_PROBLEM REQUIREMENTS_. So that nothing is lost, write out all the lines below exactly.

------------------------

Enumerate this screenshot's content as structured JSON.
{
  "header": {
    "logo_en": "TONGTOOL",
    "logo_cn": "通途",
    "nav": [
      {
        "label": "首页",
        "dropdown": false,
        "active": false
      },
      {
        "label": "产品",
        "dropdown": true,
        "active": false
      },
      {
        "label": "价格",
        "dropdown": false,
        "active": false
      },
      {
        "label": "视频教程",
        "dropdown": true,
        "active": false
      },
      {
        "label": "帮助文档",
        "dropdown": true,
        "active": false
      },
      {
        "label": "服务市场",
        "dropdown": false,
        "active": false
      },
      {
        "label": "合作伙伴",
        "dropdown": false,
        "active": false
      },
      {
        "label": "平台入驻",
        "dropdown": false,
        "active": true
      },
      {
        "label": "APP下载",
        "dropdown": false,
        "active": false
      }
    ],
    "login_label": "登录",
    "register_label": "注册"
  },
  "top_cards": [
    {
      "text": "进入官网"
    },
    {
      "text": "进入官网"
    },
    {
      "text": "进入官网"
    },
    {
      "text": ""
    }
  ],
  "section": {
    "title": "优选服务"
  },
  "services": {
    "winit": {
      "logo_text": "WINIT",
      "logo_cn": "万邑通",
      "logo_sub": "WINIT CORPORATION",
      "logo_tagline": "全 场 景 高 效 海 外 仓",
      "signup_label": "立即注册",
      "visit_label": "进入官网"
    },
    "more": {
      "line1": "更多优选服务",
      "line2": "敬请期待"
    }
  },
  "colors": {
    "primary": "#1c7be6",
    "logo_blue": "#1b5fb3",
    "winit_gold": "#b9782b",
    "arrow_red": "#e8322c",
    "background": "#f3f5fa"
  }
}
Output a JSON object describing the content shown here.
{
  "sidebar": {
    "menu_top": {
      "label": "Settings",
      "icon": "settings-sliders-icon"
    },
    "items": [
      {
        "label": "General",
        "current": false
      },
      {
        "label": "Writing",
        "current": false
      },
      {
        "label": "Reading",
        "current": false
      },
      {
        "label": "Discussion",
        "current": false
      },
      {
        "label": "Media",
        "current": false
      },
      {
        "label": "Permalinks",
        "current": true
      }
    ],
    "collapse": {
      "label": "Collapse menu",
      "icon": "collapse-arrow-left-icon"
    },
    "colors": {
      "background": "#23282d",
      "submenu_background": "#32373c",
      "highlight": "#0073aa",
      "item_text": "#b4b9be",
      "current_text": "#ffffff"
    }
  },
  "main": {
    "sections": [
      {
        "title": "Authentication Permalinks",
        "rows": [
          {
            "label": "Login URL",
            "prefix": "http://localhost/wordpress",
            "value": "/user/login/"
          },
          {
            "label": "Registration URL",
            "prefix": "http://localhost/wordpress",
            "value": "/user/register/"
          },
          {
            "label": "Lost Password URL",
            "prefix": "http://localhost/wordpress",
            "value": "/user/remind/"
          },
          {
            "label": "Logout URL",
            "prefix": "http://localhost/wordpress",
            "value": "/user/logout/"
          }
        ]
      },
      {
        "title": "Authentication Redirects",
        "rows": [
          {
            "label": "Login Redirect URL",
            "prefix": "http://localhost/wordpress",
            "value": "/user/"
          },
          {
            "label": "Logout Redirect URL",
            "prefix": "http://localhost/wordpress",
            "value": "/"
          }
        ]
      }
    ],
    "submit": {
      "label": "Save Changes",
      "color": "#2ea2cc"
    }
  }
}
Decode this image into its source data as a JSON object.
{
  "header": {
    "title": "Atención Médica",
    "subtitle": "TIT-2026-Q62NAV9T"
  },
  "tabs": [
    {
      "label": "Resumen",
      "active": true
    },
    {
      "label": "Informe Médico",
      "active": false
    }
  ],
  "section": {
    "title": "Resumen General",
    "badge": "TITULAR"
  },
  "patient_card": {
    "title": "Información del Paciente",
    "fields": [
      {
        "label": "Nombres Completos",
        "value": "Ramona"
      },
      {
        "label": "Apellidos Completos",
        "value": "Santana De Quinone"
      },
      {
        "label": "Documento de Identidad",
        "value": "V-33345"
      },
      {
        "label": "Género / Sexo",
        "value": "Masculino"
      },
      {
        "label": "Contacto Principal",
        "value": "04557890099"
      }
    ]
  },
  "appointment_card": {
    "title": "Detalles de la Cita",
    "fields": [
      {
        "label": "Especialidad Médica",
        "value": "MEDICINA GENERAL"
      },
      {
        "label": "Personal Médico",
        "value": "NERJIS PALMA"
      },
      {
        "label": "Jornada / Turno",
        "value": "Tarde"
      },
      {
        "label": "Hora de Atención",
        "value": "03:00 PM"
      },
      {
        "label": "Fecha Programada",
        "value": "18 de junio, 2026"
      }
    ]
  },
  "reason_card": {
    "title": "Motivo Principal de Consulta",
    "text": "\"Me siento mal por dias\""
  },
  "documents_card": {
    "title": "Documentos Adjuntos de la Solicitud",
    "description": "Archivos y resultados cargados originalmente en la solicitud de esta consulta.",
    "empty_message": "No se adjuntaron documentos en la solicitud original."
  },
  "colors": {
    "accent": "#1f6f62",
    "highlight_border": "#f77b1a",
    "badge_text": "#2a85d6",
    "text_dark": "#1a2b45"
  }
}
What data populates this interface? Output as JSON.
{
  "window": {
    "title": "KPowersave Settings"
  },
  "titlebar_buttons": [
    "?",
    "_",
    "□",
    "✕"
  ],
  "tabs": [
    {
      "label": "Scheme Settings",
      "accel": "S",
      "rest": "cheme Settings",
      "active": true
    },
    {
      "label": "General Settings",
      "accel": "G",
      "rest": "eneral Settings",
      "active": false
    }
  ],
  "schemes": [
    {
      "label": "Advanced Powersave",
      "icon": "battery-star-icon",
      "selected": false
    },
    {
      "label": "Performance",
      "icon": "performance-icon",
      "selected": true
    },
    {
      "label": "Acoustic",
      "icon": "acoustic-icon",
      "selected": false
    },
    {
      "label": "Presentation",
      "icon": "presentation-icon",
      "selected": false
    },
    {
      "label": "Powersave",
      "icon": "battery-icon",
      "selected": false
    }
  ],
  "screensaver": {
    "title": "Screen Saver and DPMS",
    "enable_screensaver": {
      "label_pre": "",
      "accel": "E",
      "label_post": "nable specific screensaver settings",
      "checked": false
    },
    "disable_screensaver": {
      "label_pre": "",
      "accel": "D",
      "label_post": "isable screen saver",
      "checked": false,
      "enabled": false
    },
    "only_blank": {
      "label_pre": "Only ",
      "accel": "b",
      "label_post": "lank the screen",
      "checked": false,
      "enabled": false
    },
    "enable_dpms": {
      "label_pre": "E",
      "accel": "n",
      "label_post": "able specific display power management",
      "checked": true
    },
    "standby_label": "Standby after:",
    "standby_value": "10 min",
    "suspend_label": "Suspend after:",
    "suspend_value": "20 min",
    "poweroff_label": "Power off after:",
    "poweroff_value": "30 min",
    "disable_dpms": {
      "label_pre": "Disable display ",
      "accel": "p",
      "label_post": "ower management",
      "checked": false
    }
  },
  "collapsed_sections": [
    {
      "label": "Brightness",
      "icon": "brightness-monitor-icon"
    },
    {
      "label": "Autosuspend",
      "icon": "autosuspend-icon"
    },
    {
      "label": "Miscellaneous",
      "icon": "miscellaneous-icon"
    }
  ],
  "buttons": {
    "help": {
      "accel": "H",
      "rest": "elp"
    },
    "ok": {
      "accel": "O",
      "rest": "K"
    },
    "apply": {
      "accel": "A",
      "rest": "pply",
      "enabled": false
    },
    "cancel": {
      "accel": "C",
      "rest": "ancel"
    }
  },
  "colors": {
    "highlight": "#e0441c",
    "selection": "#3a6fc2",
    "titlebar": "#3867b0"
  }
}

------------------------

_RESPONSE_.
Enumerate this screenshot's content as structured JSON.
{
  "header": {
    "logo_en": "TONGTOOL",
    "logo_cn": "通途",
    "nav": [
      {
        "label": "首页",
        "dropdown": false,
        "active": false
      },
      {
        "label": "产品",
        "dropdown": true,
        "active": false
      },
      {
        "label": "价格",
        "dropdown": false,
        "active": false
      },
      {
        "label": "视频教程",
        "dropdown": true,
        "active": false
      },
      {
        "label": "帮助文档",
        "dropdown": true,
        "active": false
      },
      {
        "label": "服务市场",
        "dropdown": false,
        "active": false
      },
      {
        "label": "合作伙伴",
        "dropdown": false,
        "active": false
      },
      {
        "label": "平台入驻",
        "dropdown": false,
        "active": true
      },
      {
        "label": "APP下载",
        "dropdown": false,
        "active": false
      }
    ],
    "login_label": "登录",
    "register_label": "注册"
  },
  "top_cards": [
    {
      "text": "进入官网"
    },
    {
      "text": "进入官网"
    },
    {
      "text": "进入官网"
    },
    {
      "text": ""
    }
  ],
  "section": {
    "title": "优选服务"
  },
  "services": {
    "winit": {
      "logo_text": "WINIT",
      "logo_cn": "万邑通",
      "logo_sub": "WINIT CORPORATION",
      "logo_tagline": "全 场 景 高 效 海 外 仓",
      "signup_label": "立即注册",
      "visit_label": "进入官网"
    },
    "more": {
      "line1": "更多优选服务",
      "line2": "敬请期待"
    }
  },
  "colors": {
    "primary": "#1c7be6",
    "logo_blue": "#1b5fb3",
    "winit_gold": "#b9782b",
    "arrow_red": "#e8322c",
    "background": "#f3f5fa"
  }
}
Output a JSON object describing the content shown here.
{
  "sidebar": {
    "menu_top": {
      "label": "Settings",
      "icon": "settings-sliders-icon"
    },
    "items": [
      {
        "label": "General",
        "current": false
      },
      {
        "label": "Writing",
        "current": false
      },
      {
        "label": "Reading",
        "current": false
      },
      {
        "label": "Discussion",
        "current": false
      },
      {
        "label": "Media",
        "current": false
      },
      {
        "label": "Permalinks",
        "current": true
      }
    ],
    "collapse": {
      "label": "Collapse menu",
      "icon": "collapse-arrow-left-icon"
    },
    "colors": {
      "background": "#23282d",
      "submenu_background": "#32373c",
      "highlight": "#0073aa",
      "item_text": "#b4b9be",
      "current_text": "#ffffff"
    }
  },
  "main": {
    "sections": [
      {
        "title": "Authentication Permalinks",
        "rows": [
          {
            "label": "Login URL",
            "prefix": "http://localhost/wordpress",
            "value": "/user/login/"
          },
          {
            "label": "Registration URL",
            "prefix": "http://localhost/wordpress",
            "value": "/user/register/"
          },
          {
            "label": "Lost Password URL",
            "prefix": "http://localhost/wordpress",
            "value": "/user/remind/"
          },
          {
            "label": "Logout URL",
            "prefix": "http://localhost/wordpress",
            "value": "/user/logout/"
          }
        ]
      },
      {
        "title": "Authentication Redirects",
        "rows": [
          {
            "label": "Login Redirect URL",
            "prefix": "http://localhost/wordpress",
            "value": "/user/"
          },
          {
            "label": "Logout Redirect URL",
            "prefix": "http://localhost/wordpress",
            "value": "/"
          }
        ]
      }
    ],
    "submit": {
      "label": "Save Changes",
      "color": "#2ea2cc"
    }
  }
}
Decode this image into its source data as a JSON object.
{
  "header": {
    "title": "Atención Médica",
    "subtitle": "TIT-2026-Q62NAV9T"
  },
  "tabs": [
    {
      "label": "Resumen",
      "active": true
    },
    {
      "label": "Informe Médico",
      "active": false
    }
  ],
  "section": {
    "title": "Resumen General",
    "badge": "TITULAR"
  },
  "patient_card": {
    "title": "Información del Paciente",
    "fields": [
      {
        "label": "Nombres Completos",
        "value": "Ramona"
      },
      {
        "label": "Apellidos Completos",
        "value": "Santana De Quinone"
      },
      {
        "label": "Documento de Identidad",
        "value": "V-33345"
      },
      {
        "label": "Género / Sexo",
        "value": "Masculino"
      },
      {
        "label": "Contacto Principal",
        "value": "04557890099"
      }
    ]
  },
  "appointment_card": {
    "title": "Detalles de la Cita",
    "fields": [
      {
        "label": "Especialidad Médica",
        "value": "MEDICINA GENERAL"
      },
      {
        "label": "Personal Médico",
        "value": "NERJIS PALMA"
      },
      {
        "label": "Jornada / Turno",
        "value": "Tarde"
      },
      {
        "label": "Hora de Atención",
        "value": "03:00 PM"
      },
      {
        "label": "Fecha Programada",
        "value": "18 de junio, 2026"
      }
    ]
  },
  "reason_card": {
    "title": "Motivo Principal de Consulta",
    "text": "\"Me siento mal por dias\""
  },
  "documents_card": {
    "title": "Documentos Adjuntos de la Solicitud",
    "description": "Archivos y resultados cargados originalmente en la solicitud de esta consulta.",
    "empty_message": "No se adjuntaron documentos en la solicitud original."
  },
  "colors": {
    "accent": "#1f6f62",
    "highlight_border": "#f77b1a",
    "badge_text": "#2a85d6",
    "text_dark": "#1a2b45"
  }
}
What data populates this interface? Output as JSON.
{
  "window": {
    "title": "KPowersave Settings"
  },
  "titlebar_buttons": [
    "?",
    "_",
    "□",
    "✕"
  ],
  "tabs": [
    {
      "label": "Scheme Settings",
      "accel": "S",
      "rest": "cheme Settings",
      "active": true
    },
    {
      "label": "General Settings",
      "accel": "G",
      "rest": "eneral Settings",
      "active": false
    }
  ],
  "schemes": [
    {
      "label": "Advanced Powersave",
      "icon": "battery-star-icon",
      "selected": false
    },
    {
      "label": "Performance",
      "icon": "performance-icon",
      "selected": true
    },
    {
      "label": "Acoustic",
      "icon": "acoustic-icon",
      "selected": false
    },
    {
      "label": "Presentation",
      "icon": "presentation-icon",
      "selected": false
    },
    {
      "label": "Powersave",
      "icon": "battery-icon",
      "selected": false
    }
  ],
  "screensaver": {
    "title": "Screen Saver and DPMS",
    "enable_screensaver": {
      "label_pre": "",
      "accel": "E",
      "label_post": "nable specific screensaver settings",
      "checked": false
    },
    "disable_screensaver": {
      "label_pre": "",
      "accel": "D",
      "label_post": "isable screen saver",
      "checked": false,
      "enabled": false
    },
    "only_blank": {
      "label_pre": "Only ",
      "accel": "b",
      "label_post": "lank the screen",
      "checked": false,
      "enabled": false
    },
    "enable_dpms": {
      "label_pre": "E",
      "accel": "n",
      "label_post": "able specific display power management",
      "checked": true
    },
    "standby_label": "Standby after:",
    "standby_value": "10 min",
    "suspend_label": "Suspend after:",
    "suspend_value": "20 min",
    "poweroff_label": "Power off after:",
    "poweroff_value": "30 min",
    "disable_dpms": {
      "label_pre": "Disable display ",
      "accel": "p",
      "label_post": "ower management",
      "checked": false
    }
  },
  "collapsed_sections": [
    {
      "label": "Brightness",
      "icon": "brightness-monitor-icon"
    },
    {
      "label": "Autosuspend",
      "icon": "autosuspend-icon"
    },
    {
      "label": "Miscellaneous",
      "icon": "miscellaneous-icon"
    }
  ],
  "buttons": {
    "help": {
      "accel": "H",
      "rest": "elp"
    },
    "ok": {
      "accel": "O",
      "rest": "K"
    },
    "apply": {
      "accel": "A",
      "rest": "pply",
      "enabled": false
    },
    "cancel": {
      "accel": "C",
      "rest": "ancel"
    }
  },
  "colors": {
    "highlight": "#e0441c",
    "selection": "#3a6fc2",
    "titlebar": "#3867b0"
  }
}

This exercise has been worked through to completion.